WHAT THE EXERCISE ASKS:
Check each line of the entries. Copy the ones that contain the string "background".

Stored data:
***

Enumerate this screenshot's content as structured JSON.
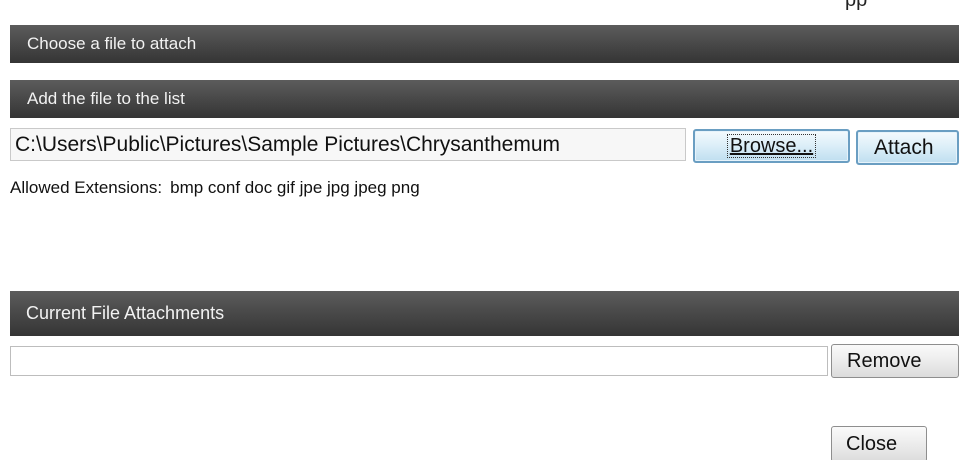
{
  "dialog": {
    "top_caption": "pp"
  },
  "sections": {
    "choose_title": "Choose a file to attach",
    "add_title": "Add the file to the list",
    "current_title": "Current File Attachments"
  },
  "file_input": {
    "value": "C:\\Users\\Public\\Pictures\\Sample Pictures\\Chrysanthemum"
  },
  "buttons": {
    "browse": "Browse...",
    "attach": "Attach",
    "remove": "Remove",
    "close": "Close"
  },
  "extensions": {
    "label": "Allowed Extensions:",
    "values": "bmp conf doc gif jpe jpg jpeg png"
  },
  "attachments": {
    "items": []
  }
}
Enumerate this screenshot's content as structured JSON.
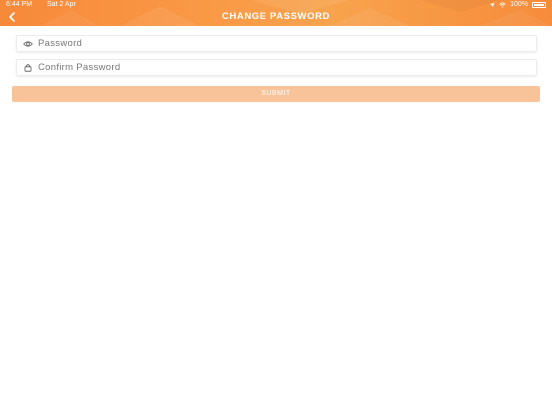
{
  "status_bar": {
    "time": "6:44 PM",
    "date": "Sat 2 Apr",
    "battery": "100%"
  },
  "header": {
    "title": "CHANGE PASSWORD",
    "color": "#f7893a"
  },
  "form": {
    "password_placeholder": "Password",
    "confirm_placeholder": "Confirm Password",
    "submit_label": "SUBMIT",
    "submit_color": "#f9c39a"
  },
  "icons": {
    "back": "chevron-left-icon",
    "password": "eye-icon",
    "confirm": "lock-icon"
  }
}
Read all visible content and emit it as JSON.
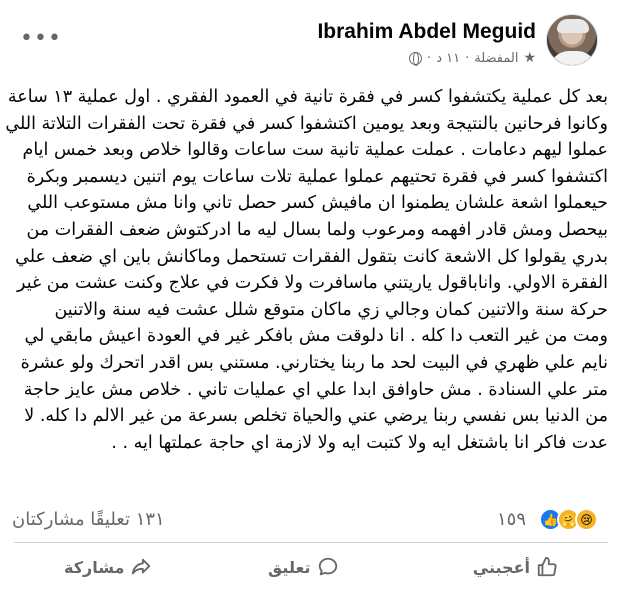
{
  "post": {
    "author": "Ibrahim Abdel Meguid",
    "meta_time": "١١ د",
    "meta_favorites": "المفضلة",
    "meta_sep": "·",
    "body_lines": [
      "بعد كل عملية يكتشفوا كسر في فقرة تانية في العمود الفقري . اول عملية ١٣ ساعة",
      "وكانوا فرحانين بالنتيجة وبعد يومين اكتشفوا كسر في فقرة تحت الفقرات التلاتة اللي",
      "عملوا ليهم دعامات . عملت عملية تانية ست ساعات وقالوا خلاص وبعد خمس ايام",
      "اكتشفوا كسر في فقرة تحتيهم عملوا عملية تلات ساعات يوم اتنين ديسمبر وبكرة",
      "حيعملوا اشعة علشان يطمنوا ان مافيش كسر حصل تاني وانا مش مستوعب اللي",
      "بيحصل ومش قادر افهمه ومرعوب  ولما بسال ليه ما ادركتوش ضعف الفقرات من",
      "بدري يقولوا كل الاشعة كانت بتقول الفقرات تستحمل وماكانش باين اي ضعف علي",
      "الفقرة الاولي. واناباقول ياريتني ماسافرت ولا فكرت في علاج وكنت عشت من غير",
      "حركة سنة والاتنين كمان وجالي زي ماكان متوقع شلل عشت فيه سنة والاتنين",
      "ومت من غير التعب دا كله . انا دلوقت مش بافكر غير في العودة اعيش مابقي لي",
      "نايم علي ظهري في البيت لحد ما ربنا يختارني. مستني بس اقدر اتحرك ولو عشرة",
      "متر علي السنادة . مش حاوافق ابدا علي اي عمليات تاني . خلاص مش عايز حاجة",
      "من الدنيا بس نفسي ربنا يرضي عني والحياة تخلص بسرعة من غير الالم دا كله. لا",
      "عدت فاكر انا باشتغل ايه ولا كتبت ايه ولا لازمة اي حاجة عملتها ايه .  ."
    ]
  },
  "reactions": {
    "count": "١٥٩",
    "comments_shares": "١٣١ تعليقًا مشاركتان",
    "icons": [
      "like-icon",
      "care-icon",
      "sad-icon"
    ],
    "like_color": "#1877f2",
    "emoji_color": "#f7b125"
  },
  "actions": {
    "like": "أعجبني",
    "comment": "تعليق",
    "share": "مشاركة"
  },
  "colors": {
    "text": "#050505",
    "secondary": "#65676b",
    "divider": "#ced0d4"
  }
}
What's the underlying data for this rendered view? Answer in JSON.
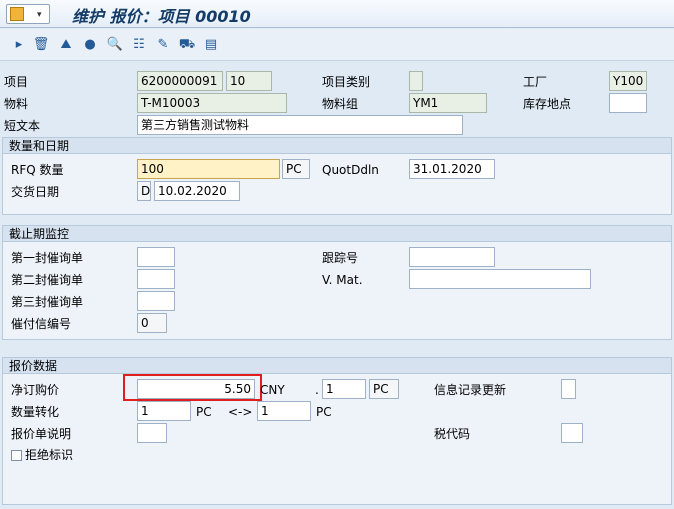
{
  "header": {
    "title": "维护 报价：项目 00010",
    "menu_arrow": "▾"
  },
  "toolbar": {
    "icons": [
      "arrow-icon",
      "delete-icon",
      "landscape-icon",
      "disk-icon",
      "magnifier-icon",
      "tree-icon",
      "edit-icon",
      "truck-icon",
      "list-icon"
    ]
  },
  "top": {
    "item_label": "项目",
    "item_doc": "6200000091",
    "item_no": "10",
    "item_cat_label": "项目类别",
    "item_cat": "",
    "plant_label": "工厂",
    "plant": "Y100",
    "material_label": "物料",
    "material": "T-M10003",
    "matgroup_label": "物料组",
    "matgroup": "YM1",
    "storage_label": "库存地点",
    "storage": "",
    "short_text_label": "短文本",
    "short_text": "第三方销售测试物料"
  },
  "qty": {
    "title": "数量和日期",
    "rfq_label": "RFQ 数量",
    "rfq_value": "100",
    "rfq_unit": "PC",
    "quotddln_label": "QuotDdln",
    "quotddln": "31.01.2020",
    "delivery_label": "交货日期",
    "delivery_type": "D",
    "delivery_date": "10.02.2020"
  },
  "deadline": {
    "title": "截止期监控",
    "r1_label": "第一封催询单",
    "r1": "",
    "tracking_label": "跟踪号",
    "tracking": "",
    "r2_label": "第二封催询单",
    "r2": "",
    "vmat_label": "V. Mat.",
    "vmat": "",
    "r3_label": "第三封催询单",
    "r3": "",
    "dun_label": "催付信编号",
    "dun": "0"
  },
  "quote": {
    "title": "报价数据",
    "net_label": "净订购价",
    "net_value": "5.50",
    "currency": "CNY",
    "dot": ".",
    "per": "1",
    "per_unit": "PC",
    "info_label": "信息记录更新",
    "info": "",
    "conv_label": "数量转化",
    "conv_from": "1",
    "conv_from_unit": "PC",
    "conv_arrow": "<->",
    "conv_to": "1",
    "conv_to_unit": "PC",
    "desc_label": "报价单说明",
    "desc": "",
    "tax_label": "税代码",
    "tax": "",
    "reject_label": "拒绝标识"
  }
}
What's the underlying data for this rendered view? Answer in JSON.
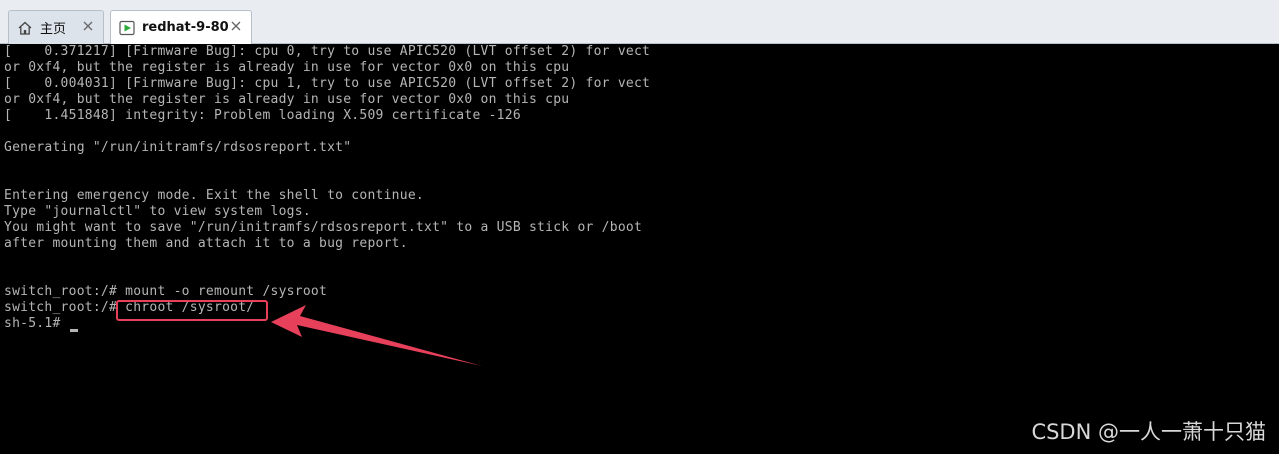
{
  "tabs": [
    {
      "label": "主页",
      "icon": "home-icon",
      "active": false
    },
    {
      "label": "redhat-9-80",
      "icon": "vm-icon",
      "active": true
    }
  ],
  "terminal": {
    "lines": [
      "[    0.371217] [Firmware Bug]: cpu 0, try to use APIC520 (LVT offset 2) for vect",
      "or 0xf4, but the register is already in use for vector 0x0 on this cpu",
      "[    0.004031] [Firmware Bug]: cpu 1, try to use APIC520 (LVT offset 2) for vect",
      "or 0xf4, but the register is already in use for vector 0x0 on this cpu",
      "[    1.451848] integrity: Problem loading X.509 certificate -126",
      "",
      "Generating \"/run/initramfs/rdsosreport.txt\"",
      "",
      "",
      "Entering emergency mode. Exit the shell to continue.",
      "Type \"journalctl\" to view system logs.",
      "You might want to save \"/run/initramfs/rdsosreport.txt\" to a USB stick or /boot",
      "after mounting them and attach it to a bug report.",
      "",
      "",
      "switch_root:/# mount -o remount /sysroot",
      "switch_root:/# chroot /sysroot/",
      "sh-5.1# "
    ],
    "text_color": "#b5b5b5",
    "background": "#000000"
  },
  "annotation": {
    "color": "#e7405a"
  },
  "watermark": {
    "text": "CSDN @一人一萧十只猫"
  }
}
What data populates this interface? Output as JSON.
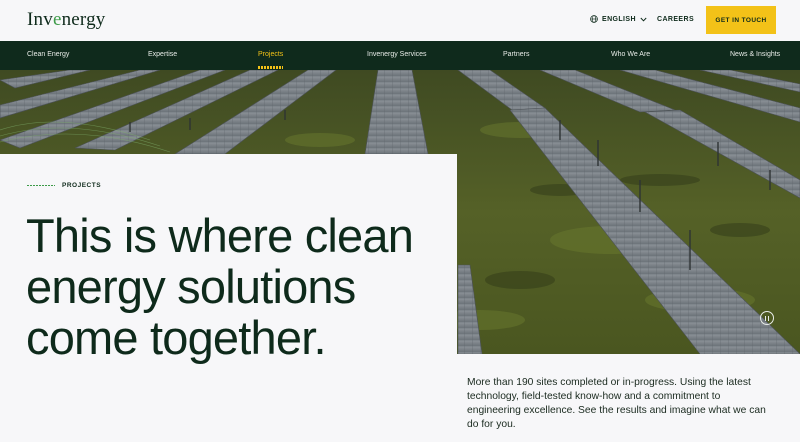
{
  "header": {
    "logo_text": "Invenergy",
    "language": "ENGLISH",
    "careers": "CAREERS",
    "cta": "GET IN TOUCH"
  },
  "nav": {
    "items": [
      {
        "label": "Clean Energy"
      },
      {
        "label": "Expertise"
      },
      {
        "label": "Projects",
        "active": true
      },
      {
        "label": "Invenergy Services"
      },
      {
        "label": "Partners"
      },
      {
        "label": "Who We Are"
      },
      {
        "label": "News & Insights"
      }
    ]
  },
  "hero": {
    "eyebrow": "PROJECTS",
    "headline_lines": [
      "This is where clean",
      "energy solutions",
      "come together."
    ],
    "intro": "More than 190 sites completed or in-progress. Using the latest technology, field-tested know-how and a commitment to engineering excellence. See the results and imagine what we can do for you.",
    "image_subject": "solar-panel-rows-in-green-field"
  },
  "colors": {
    "brand_dark": "#0f2a1c",
    "accent_yellow": "#f3c218",
    "brand_green": "#3c9a48",
    "background": "#f7f7f9"
  }
}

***

OUTPUT BELOW:
    "background": "#000000"
    "background": "#f7f7f9"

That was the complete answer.